Be very careful watering and if it's humid only water if you absolutely have too and do it in the morning after the sun has come up. Wet grass, humidity and high nighttime temps= petri dish on steroids.

RigglePLC
07-25-2011, 11:24 PM
Gunner,
You cannot cut back on water--its too hot. Grass dries out too quick. High humidity and high night temperatures really stimulate the fungus diseases. Perhaps switch to day watering so that the grass is never wet more than an hour at a time--too quick for fungus to spread.
Jojo is right; you have to have a good disease diagnosis before you can treat it. You mentioned white spots: could be powdery mildew, (common in shade). You mentioned frog-eye spots--could be necrotic ring spot, (common in sunny sod).
Allectus is for insects.
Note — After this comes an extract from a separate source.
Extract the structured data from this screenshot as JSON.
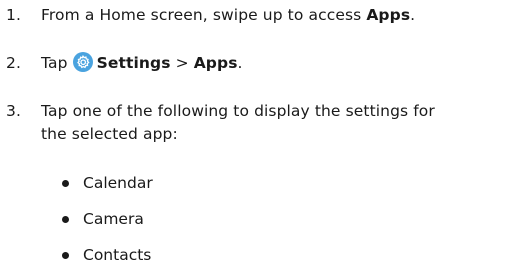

Smallaxe
07-26-2011, 09:48 AM
The problem with watering in this heat is that if your water sits very long on top and actually evaporates from the surface rather than soak in, you are going to experience fungus and drought symptoms... Most of what I see around the neighborhood isn't fungus at all; it is mowing too short, too often...
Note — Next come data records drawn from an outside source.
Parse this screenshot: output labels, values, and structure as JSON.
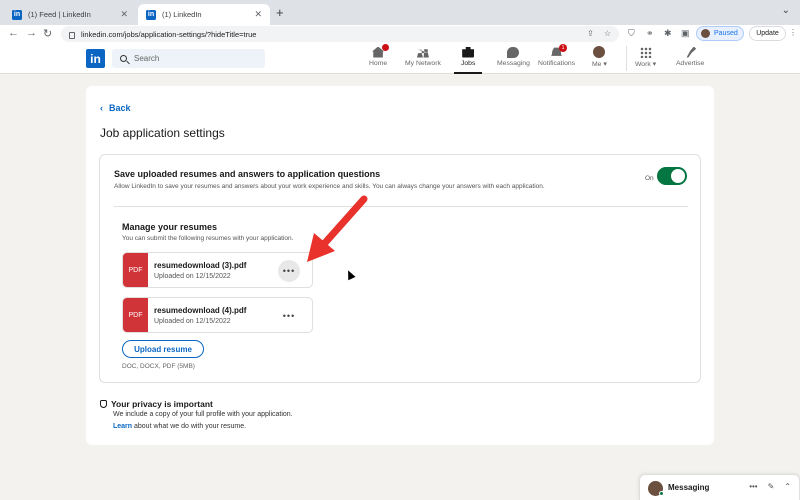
{
  "browser": {
    "tabs": [
      {
        "title": "(1) Feed | LinkedIn",
        "active": false
      },
      {
        "title": "(1) LinkedIn",
        "active": true
      }
    ],
    "url": "linkedin.com/jobs/application-settings/?hideTitle=true",
    "profile_chip": "Paused",
    "update_label": "Update"
  },
  "header": {
    "logo": "in",
    "search_placeholder": "Search",
    "nav": [
      {
        "label": "Home",
        "badge": ""
      },
      {
        "label": "My Network",
        "badge": ""
      },
      {
        "label": "Jobs",
        "badge": ""
      },
      {
        "label": "Messaging",
        "badge": ""
      },
      {
        "label": "Notifications",
        "badge": "1"
      },
      {
        "label": "Me ▾",
        "badge": ""
      },
      {
        "label": "Work ▾",
        "badge": ""
      },
      {
        "label": "Advertise",
        "badge": ""
      }
    ]
  },
  "page": {
    "back_label": "Back",
    "title": "Job application settings",
    "save_section": {
      "title": "Save uploaded resumes and answers to application questions",
      "description": "Allow LinkedIn to save your resumes and answers about your work experience and skills. You can always change your answers with each application.",
      "toggle_label": "On",
      "toggle_on": true
    },
    "resumes": {
      "title": "Manage your resumes",
      "description": "You can submit the following resumes with your application.",
      "items": [
        {
          "badge": "PDF",
          "filename": "resumedownload (3).pdf",
          "uploaded": "Uploaded on 12/15/2022"
        },
        {
          "badge": "PDF",
          "filename": "resumedownload (4).pdf",
          "uploaded": "Uploaded on 12/15/2022"
        }
      ],
      "upload_label": "Upload resume",
      "formats": "DOC, DOCX, PDF (5MB)"
    },
    "privacy": {
      "title": "Your privacy is important",
      "description": "We include a copy of your full profile with your application.",
      "learn_link": "Learn",
      "learn_rest": " about what we do with your resume."
    }
  },
  "messaging": {
    "label": "Messaging"
  },
  "colors": {
    "brand": "#0a66c2",
    "toggle_on": "#057642",
    "pdf_badge": "#d13438",
    "annotation_arrow": "#e8322b"
  }
}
Fletcher Reede
07-26-2011, 10:19 PM
http://www.bladeslawncare.com/diseases/brownpatchdisease.html

Hissing Cobra
07-26-2011, 11:46 PM
It sounds like you have Necrotic Ring Spot. It attacks the roots and kills them off. It's also very common in sodded Bluegrass Lawns but can attack other species as well. Do some research on it and come up with a plan of attack to help things out.
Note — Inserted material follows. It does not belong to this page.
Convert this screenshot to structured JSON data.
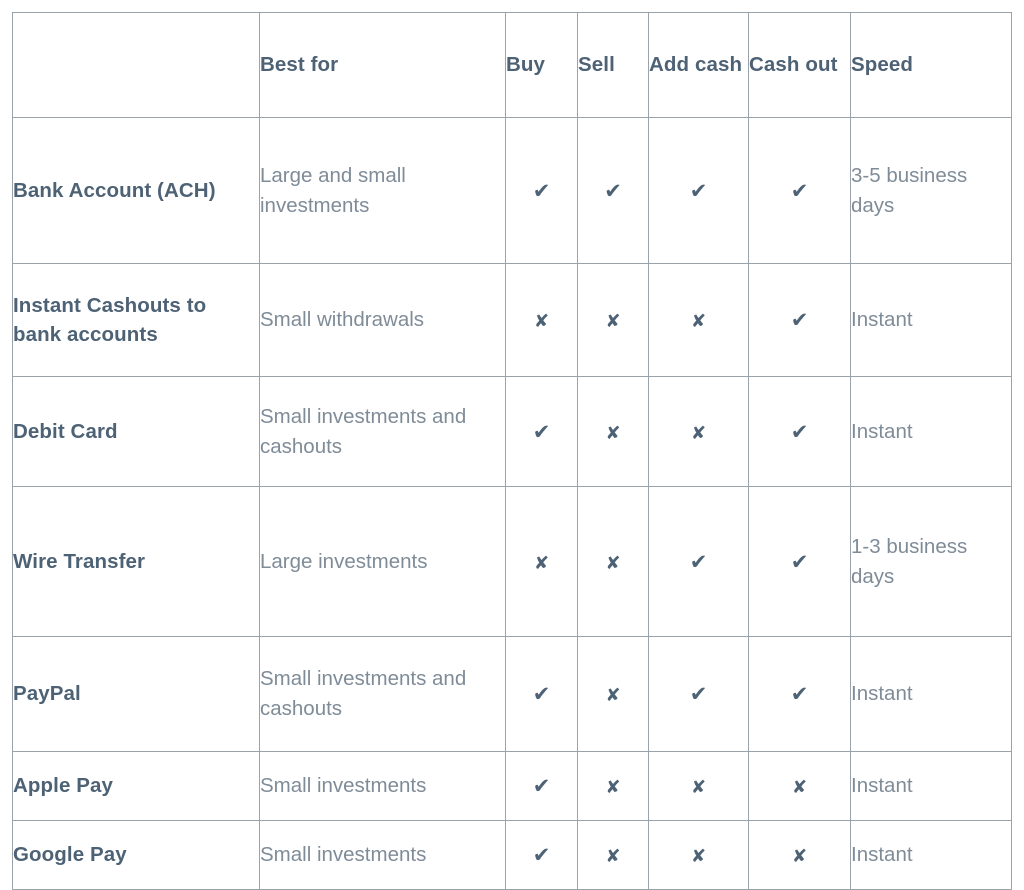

You'll have to incorporate fungicides into your program, which is going to raise your yearly pricing for the lawn products. Also, you'll have to aerate your lawn at least once per season (two or three times will be better if you can do that). Incorporating Organic fertilizers during the summertime will increase microorganism activity which will help out as well. This is not an easy disease to deal with at all. Good luck.

JWTurfguy
07-27-2011, 05:19 PM
Sounds like powdery mildew and a patch disease, partially encouraged by your recent fertilization and definitely helped by watering at 3am. Can you start a couple hours later to minimize the amount of time the turf is wet at night? Also, is there too much shade, or not enough airflow, in the areas where you're getting fungus? Kentucky Bluegrass is great, but not in shade. Might need to do some tree pruning? Again, it's hard to diagnose a fungus without pics.

NJgunner
08-01-2011, 08:57 PM
Guys thanks for the input....the lawn was absolutely perfect until around 4th of july...temps in NJ were constantly humid the entire month with only raining once or twice....I water starting @ 3am because it starts getting light at 5:30....I have used eagle 20ew a few times, my local lesco dealer has said the disease is Athracnose. I have reduced watering as much as I can....


http://i54.tinypic.com/2pqj2pu.jpg

NJgunner
08-02-2011, 01:10 PM
anyone?anyone?

greendoctor
08-02-2011, 01:35 PM
You are looking at applying Eagle, then 3336, then Heritage or Insignia on a 14 day rotation. Do not stop watering. You need to supply 1" plus of water per week. If it is humid, then the idea of not watering when the sun is out is malarkey. It is too humid for the water to evaporate. You might also be looking at a short irrigation cycle during the day to try to keep the grass cool. I know I am in a different region, but in the 1990's something similar happened to all of the bermuda lawns here. Similar weather conditions, hot and humid, but no rain. Back then, the toxic contact fungicides were allowed on residential lawns, so I was alternating between Daconil+3336, Fore+Bayleton and Chipco 26019.

Another thing to consider is a high potassium, high micronutrient, moderate nitrogen fertilization program. When a lawn has suspected necrotic ring spot or Take All Patch, I do not want any urea nitrogen on the grass. It is to be ammonium sulfate.

RigglePLC
08-02-2011, 03:28 PM
Gunner,
perhaps you actually have mostly perennial ryegrass. It looks the same as Kentucky bluegrass, but if a mixture was planted, it may predominate after a few years.
In that case I would suspect brown patch fungal disease, (considering the hot humid conditions.).
http://www.extension.purdue.edu/extmedia/BP/BP-106-W.pdf

Keep the fungicide coming. Heritage is better for brown patch. See U of Maryland data.
http://www.hgic.umd.edu/content/documents/TT-15.pdf